TSG 2021 was a special event for many reasons. Not only was this our first Virtual Conference, but it was special for two other reasons: to mark our 50th anniversary following the cancellation of our dedicated event in September 2020 but also to celebrate the life of Patience Cowie who sadly left us earlier in the year.
The decision to go online was not an easy one but was convened by the committee with the help of Clare Bond heading up the TSG@50 celebratory talks. The virtual environment worked very well with attendee numbers unperturbed by the new format.
The conference kicked off on the morning of 5th January with a virtual field trip to Rhoscolyn, North Wales led by Geoff Lloyd (Leeds) and the Leeds Virtual Landscapes team. The geological landscape, built in a game engine environment, visited critical localities using 3D photogrammetry to observe outcrop-scale structures developed in low-grade metasedimentary lithologies.
The afternoon session was dedicated to reviewing the events and research that has shaped TSG meetings over the years. Rob Butler gave an excellent review of themes throughout the years with focussed talks on strain and rock mechanics; microstructure, metamorphics and fluids; tectonics; industry, salt and inversion; faults and earthquakes; and structural geology and net-zero.
The first day concluded with a public lecturer by Prof. Iain Stewart followed by a panel discussion on “The Role of Geology in a Changing World”.
The remainder of the conference was split into three afternoons of talks from Wednesday to Friday. The Wednesday afternoon focused on faults, fracture, fluids and rift basins and saw a range of talks that took us around the world starting with the Marlborough Fault Zone (New Zealand) and through to continental rifts in Malawi and into fissure systems in southern Italy.

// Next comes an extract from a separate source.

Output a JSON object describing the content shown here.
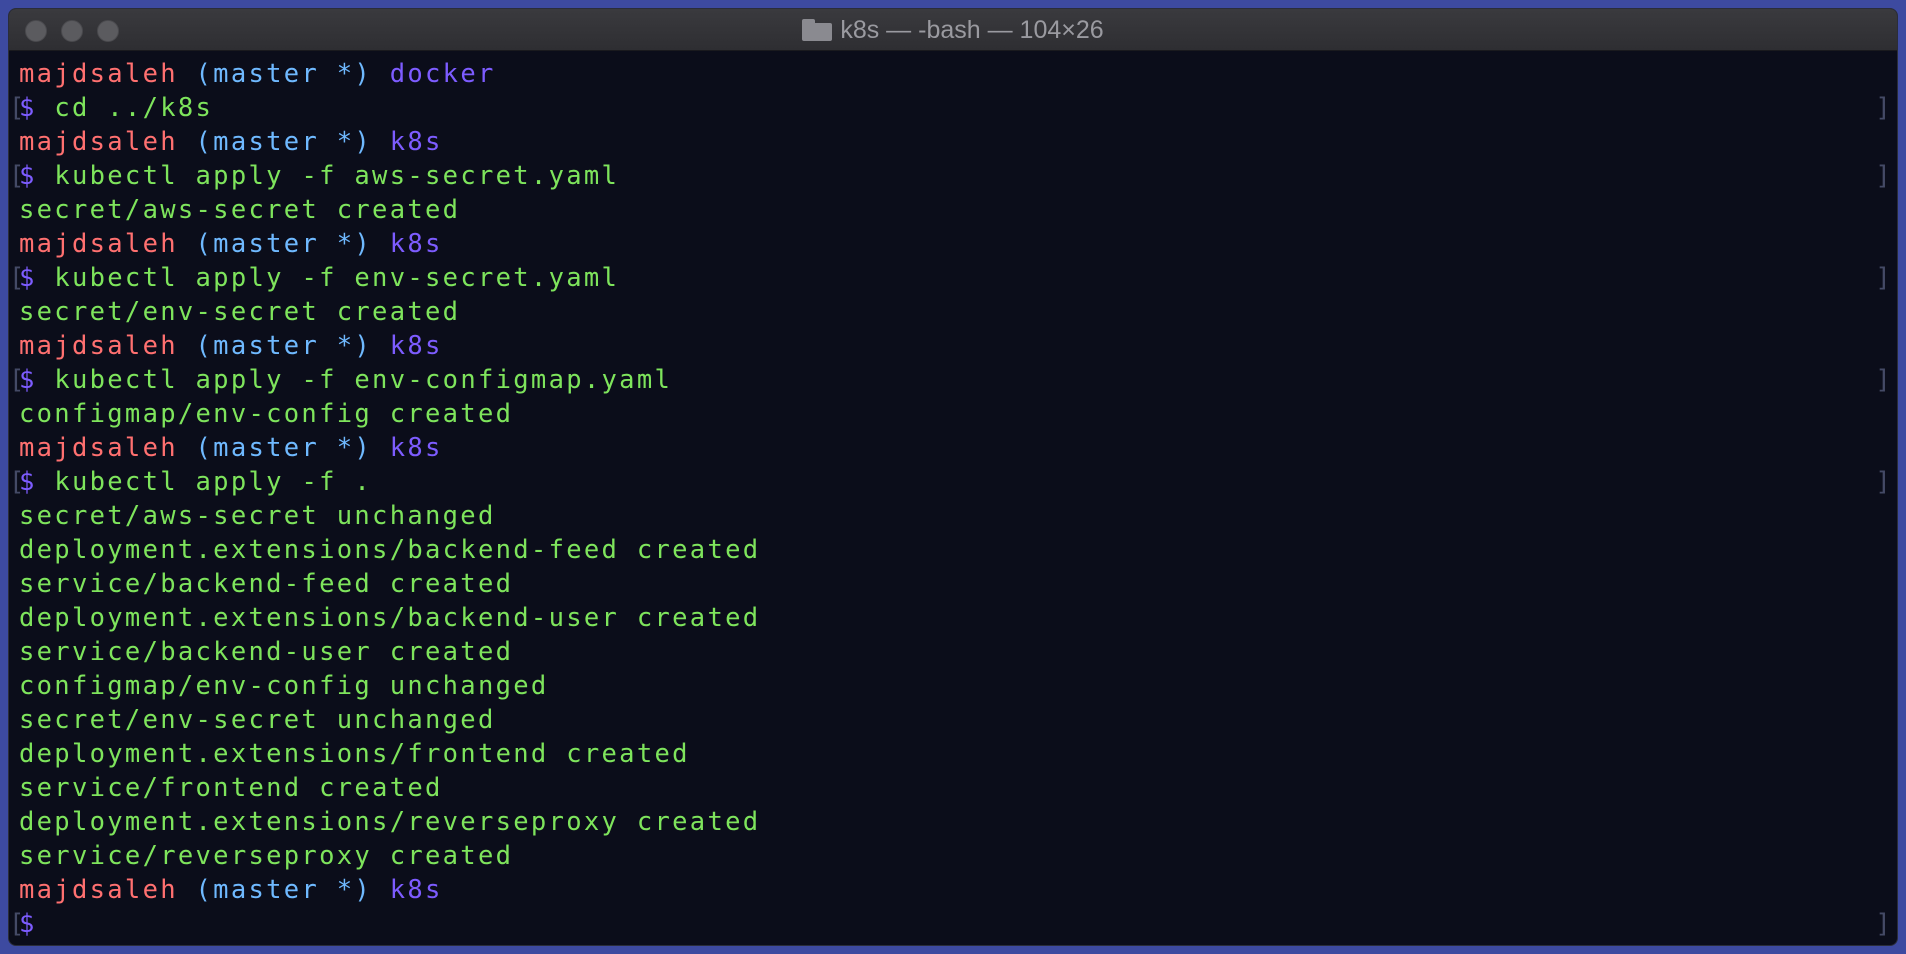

Thursday began with a commemorative session for Patience Cowie with many talks from those who had worked closely with her over the years and many memories, as well as science, were shared. The active tectonics session followed, with some fantastic talks and posters.
Our final day began with the AGM where a number of new members were elected to the committee including, Dave McCarthy (secretary), Amicia Lee (ECR rep), Auriol Rae (ECR rep), Chris Yeomans (Ordinary Member) and Rebecca Robertson (PGR rep) – a final position of PGR rep remained open and was later filled by Hardy Nkodia. We offer a big thanks to those departing the committee, most notably Casey Nixon who has served as secretary for the past five years. The final afternoon of talks covered strain and microstructures, orogenesis and georesources which included an engaging poster session.

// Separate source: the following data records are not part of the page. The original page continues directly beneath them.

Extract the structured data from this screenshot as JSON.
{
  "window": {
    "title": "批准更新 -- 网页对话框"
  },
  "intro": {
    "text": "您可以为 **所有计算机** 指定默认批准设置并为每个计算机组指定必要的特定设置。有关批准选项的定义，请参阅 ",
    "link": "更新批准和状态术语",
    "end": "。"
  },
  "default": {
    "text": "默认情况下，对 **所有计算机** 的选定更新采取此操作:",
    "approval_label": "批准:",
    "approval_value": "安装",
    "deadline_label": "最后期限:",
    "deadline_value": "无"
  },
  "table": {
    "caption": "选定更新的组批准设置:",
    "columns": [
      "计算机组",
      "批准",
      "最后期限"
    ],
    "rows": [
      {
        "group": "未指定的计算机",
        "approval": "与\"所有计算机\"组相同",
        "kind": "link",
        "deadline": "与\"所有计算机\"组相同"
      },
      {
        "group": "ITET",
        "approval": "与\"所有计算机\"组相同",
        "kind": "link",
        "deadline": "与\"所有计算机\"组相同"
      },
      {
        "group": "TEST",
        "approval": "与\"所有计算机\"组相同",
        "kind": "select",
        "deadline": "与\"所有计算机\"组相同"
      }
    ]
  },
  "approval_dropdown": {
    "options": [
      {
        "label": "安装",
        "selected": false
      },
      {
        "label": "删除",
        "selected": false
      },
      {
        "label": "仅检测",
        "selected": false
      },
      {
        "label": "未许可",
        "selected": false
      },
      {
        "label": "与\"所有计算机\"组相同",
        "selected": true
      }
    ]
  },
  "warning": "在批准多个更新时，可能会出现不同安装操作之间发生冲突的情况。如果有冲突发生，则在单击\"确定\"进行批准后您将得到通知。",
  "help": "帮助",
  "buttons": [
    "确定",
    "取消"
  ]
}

The TSG awards and prizes were given out at the last coffee break with the Dave Johnston mapping prize going to Peter Methley and second place to James Ball. The Ramsay Medal was won by Kit Hardman for his paper on fissures in Torbay with honourable mentions to Anna Bidgood and Chrsitopher Tulley.

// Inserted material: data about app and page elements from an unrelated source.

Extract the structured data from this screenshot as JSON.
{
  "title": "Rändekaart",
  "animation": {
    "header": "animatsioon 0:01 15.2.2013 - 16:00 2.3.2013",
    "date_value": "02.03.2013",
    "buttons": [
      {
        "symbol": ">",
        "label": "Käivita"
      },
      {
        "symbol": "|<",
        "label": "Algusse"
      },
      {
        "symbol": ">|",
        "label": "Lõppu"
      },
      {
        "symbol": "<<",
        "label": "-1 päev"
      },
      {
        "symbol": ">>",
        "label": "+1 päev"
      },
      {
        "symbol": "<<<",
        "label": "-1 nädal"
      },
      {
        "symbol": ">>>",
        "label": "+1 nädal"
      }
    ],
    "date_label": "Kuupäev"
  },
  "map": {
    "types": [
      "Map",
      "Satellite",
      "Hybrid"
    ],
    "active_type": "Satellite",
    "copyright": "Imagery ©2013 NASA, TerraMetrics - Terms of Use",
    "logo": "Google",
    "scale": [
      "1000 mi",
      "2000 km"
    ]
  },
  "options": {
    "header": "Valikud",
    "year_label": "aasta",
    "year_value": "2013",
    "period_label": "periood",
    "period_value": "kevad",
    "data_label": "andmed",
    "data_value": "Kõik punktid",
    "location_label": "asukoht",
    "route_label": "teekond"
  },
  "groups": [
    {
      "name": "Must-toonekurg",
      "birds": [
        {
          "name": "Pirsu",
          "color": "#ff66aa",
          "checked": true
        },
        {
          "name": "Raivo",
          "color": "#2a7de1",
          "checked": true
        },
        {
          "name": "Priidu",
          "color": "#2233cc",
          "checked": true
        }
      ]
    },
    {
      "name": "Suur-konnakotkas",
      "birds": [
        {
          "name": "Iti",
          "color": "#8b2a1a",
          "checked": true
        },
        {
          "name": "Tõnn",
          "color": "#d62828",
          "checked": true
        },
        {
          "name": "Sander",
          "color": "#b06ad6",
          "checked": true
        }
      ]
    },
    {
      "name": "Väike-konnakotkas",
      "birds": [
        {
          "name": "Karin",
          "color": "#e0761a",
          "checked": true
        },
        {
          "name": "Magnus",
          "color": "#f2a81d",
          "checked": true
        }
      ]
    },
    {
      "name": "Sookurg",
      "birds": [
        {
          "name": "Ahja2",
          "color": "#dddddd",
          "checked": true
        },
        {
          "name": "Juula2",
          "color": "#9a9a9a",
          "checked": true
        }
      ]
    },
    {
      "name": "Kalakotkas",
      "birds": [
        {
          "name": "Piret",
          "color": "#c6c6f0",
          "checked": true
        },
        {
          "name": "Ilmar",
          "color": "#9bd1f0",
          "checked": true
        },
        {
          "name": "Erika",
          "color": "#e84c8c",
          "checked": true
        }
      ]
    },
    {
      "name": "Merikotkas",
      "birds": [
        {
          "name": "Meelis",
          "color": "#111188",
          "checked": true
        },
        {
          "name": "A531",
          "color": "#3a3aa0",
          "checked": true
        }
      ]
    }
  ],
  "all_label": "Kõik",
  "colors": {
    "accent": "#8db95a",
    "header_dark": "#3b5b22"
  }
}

The Britrock Prize for the best PhD presentation that incorporates a significant element of laboratory rock deformation was awarded to Lucille Carbillet. The Sue Treagus Award for best poster was collected by Marguerite Mathey. The winner of the Mike Coward Prize for best student oral presentation went to Lauren Kedar. The BP Prize best overall student contribution was awarded to Isabel Ashman